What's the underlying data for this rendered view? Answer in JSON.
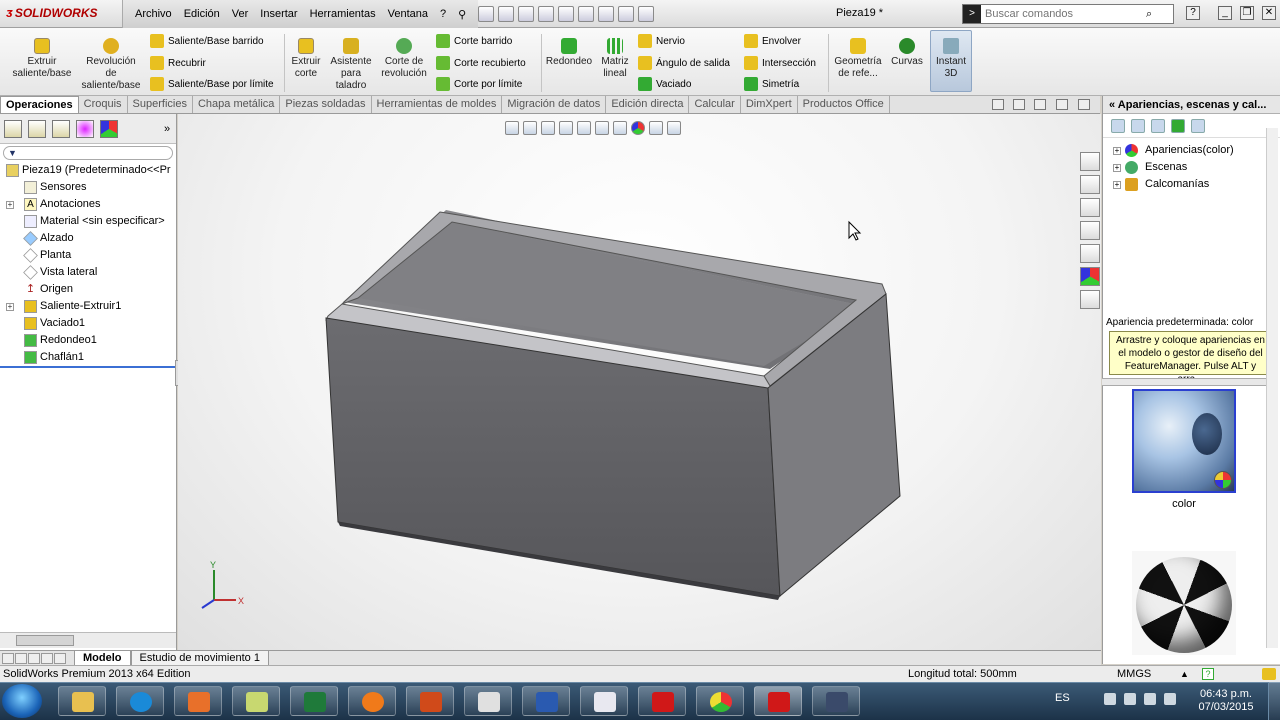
{
  "app": {
    "name": "SOLIDWORKS",
    "document": "Pieza19 *"
  },
  "menu": [
    "Archivo",
    "Edición",
    "Ver",
    "Insertar",
    "Herramientas",
    "Ventana",
    "?"
  ],
  "search": {
    "placeholder": "Buscar comandos"
  },
  "ribbon": {
    "extruir_saliente": "Extruir saliente/base",
    "revolucion_saliente": "Revolución de saliente/base",
    "saliente_barrido": "Saliente/Base barrido",
    "recubrir": "Recubrir",
    "saliente_limite": "Saliente/Base por límite",
    "extruir_corte": "Extruir corte",
    "asistente_taladro": "Asistente para taladro",
    "corte_revolucion": "Corte de revolución",
    "corte_barrido": "Corte barrido",
    "corte_recubierto": "Corte recubierto",
    "corte_limite": "Corte por límite",
    "redondeo": "Redondeo",
    "matriz_lineal": "Matriz lineal",
    "nervio": "Nervio",
    "angulo_salida": "Ángulo de salida",
    "vaciado": "Vaciado",
    "envolver": "Envolver",
    "interseccion": "Intersección",
    "simetria": "Simetría",
    "geometria_ref": "Geometría de refe...",
    "curvas": "Curvas",
    "instant3d": "Instant 3D"
  },
  "tabs": [
    "Operaciones",
    "Croquis",
    "Superficies",
    "Chapa metálica",
    "Piezas soldadas",
    "Herramientas de moldes",
    "Migración de datos",
    "Edición directa",
    "Calcular",
    "DimXpert",
    "Productos Office"
  ],
  "tree": {
    "root": "Pieza19  (Predeterminado<<Pr",
    "items": [
      "Sensores",
      "Anotaciones",
      "Material <sin especificar>",
      "Alzado",
      "Planta",
      "Vista lateral",
      "Origen",
      "Saliente-Extruir1",
      "Vaciado1",
      "Redondeo1",
      "Chaflán1"
    ]
  },
  "bottom_tabs": [
    "Modelo",
    "Estudio de movimiento 1"
  ],
  "triad": {
    "x": "X",
    "y": "Y"
  },
  "right_pane": {
    "title": "Apariencias, escenas y cal...",
    "tree": [
      "Apariencias(color)",
      "Escenas",
      "Calcomanías"
    ],
    "default_label": "Apariencia predeterminada: color",
    "tip": "Arrastre y coloque apariencias en el modelo o gestor de diseño del FeatureManager. Pulse ALT y arra...",
    "swatch1_label": "color"
  },
  "status": {
    "edition": "SolidWorks Premium 2013 x64 Edition",
    "measure": "Longitud total: 500mm",
    "units": "MMGS"
  },
  "taskbar": {
    "lang": "ES",
    "time": "06:43 p.m.",
    "date": "07/03/2015"
  }
}
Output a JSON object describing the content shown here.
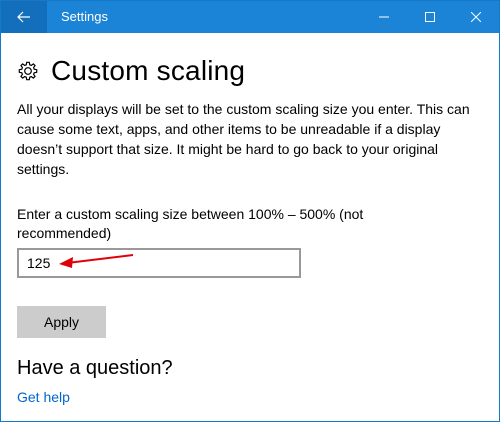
{
  "window": {
    "title": "Settings",
    "accent_color": "#1b84d7",
    "back_icon": "back-arrow-icon",
    "controls": [
      "minimize-icon",
      "maximize-icon",
      "close-icon"
    ]
  },
  "page": {
    "icon": "gear-icon",
    "title": "Custom scaling",
    "description": "All your displays will be set to the custom scaling size you enter. This can cause some text, apps, and other items to be unreadable if a display doesn’t support that size. It might be hard to go back to your original settings."
  },
  "scaling": {
    "label": "Enter a custom scaling size between 100% – 500% (not recommended)",
    "value": "125",
    "annotation_color": "#e0000a"
  },
  "actions": {
    "apply_label": "Apply"
  },
  "help": {
    "heading": "Have a question?",
    "link_label": "Get help",
    "link_color": "#0066cc"
  }
}
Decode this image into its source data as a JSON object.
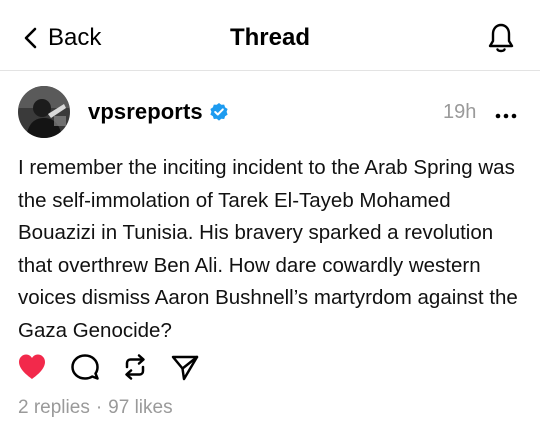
{
  "header": {
    "back_label": "Back",
    "title": "Thread",
    "back_icon": "chevron-left-icon",
    "bell_icon": "bell-icon"
  },
  "post": {
    "username": "vpsreports",
    "verified": true,
    "time": "19h",
    "text": "I remember the inciting incident to the Arab Spring was the self-immolation of Tarek El-Tayeb Mohamed Bouazizi in Tunisia. His bravery sparked a revolution that overthrew Ben Ali. How dare cowardly western voices dismiss Aaron Bushnell’s martyrdom against the Gaza Genocide?",
    "liked": true,
    "replies": "2 replies",
    "separator": "·",
    "likes": "97 likes"
  },
  "colors": {
    "like": "#f2294b",
    "verified": "#1d9bf0",
    "muted": "#9a9a9a"
  },
  "icons": [
    "heart-icon",
    "comment-icon",
    "repost-icon",
    "share-icon",
    "more-icon",
    "verified-badge-icon"
  ]
}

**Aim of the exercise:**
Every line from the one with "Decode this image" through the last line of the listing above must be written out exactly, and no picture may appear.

**Answer box:**
Decode this image into its source data as a JSON object.
{
  "header": {
    "back_label": "Back",
    "title": "Thread",
    "back_icon": "chevron-left-icon",
    "bell_icon": "bell-icon"
  },
  "post": {
    "username": "vpsreports",
    "verified": true,
    "time": "19h",
    "text": "I remember the inciting incident to the Arab Spring was the self-immolation of Tarek El-Tayeb Mohamed Bouazizi in Tunisia. His bravery sparked a revolution that overthrew Ben Ali. How dare cowardly western voices dismiss Aaron Bushnell’s martyrdom against the Gaza Genocide?",
    "liked": true,
    "replies": "2 replies",
    "separator": "·",
    "likes": "97 likes"
  },
  "colors": {
    "like": "#f2294b",
    "verified": "#1d9bf0",
    "muted": "#9a9a9a"
  },
  "icons": [
    "heart-icon",
    "comment-icon",
    "repost-icon",
    "share-icon",
    "more-icon",
    "verified-badge-icon"
  ]
}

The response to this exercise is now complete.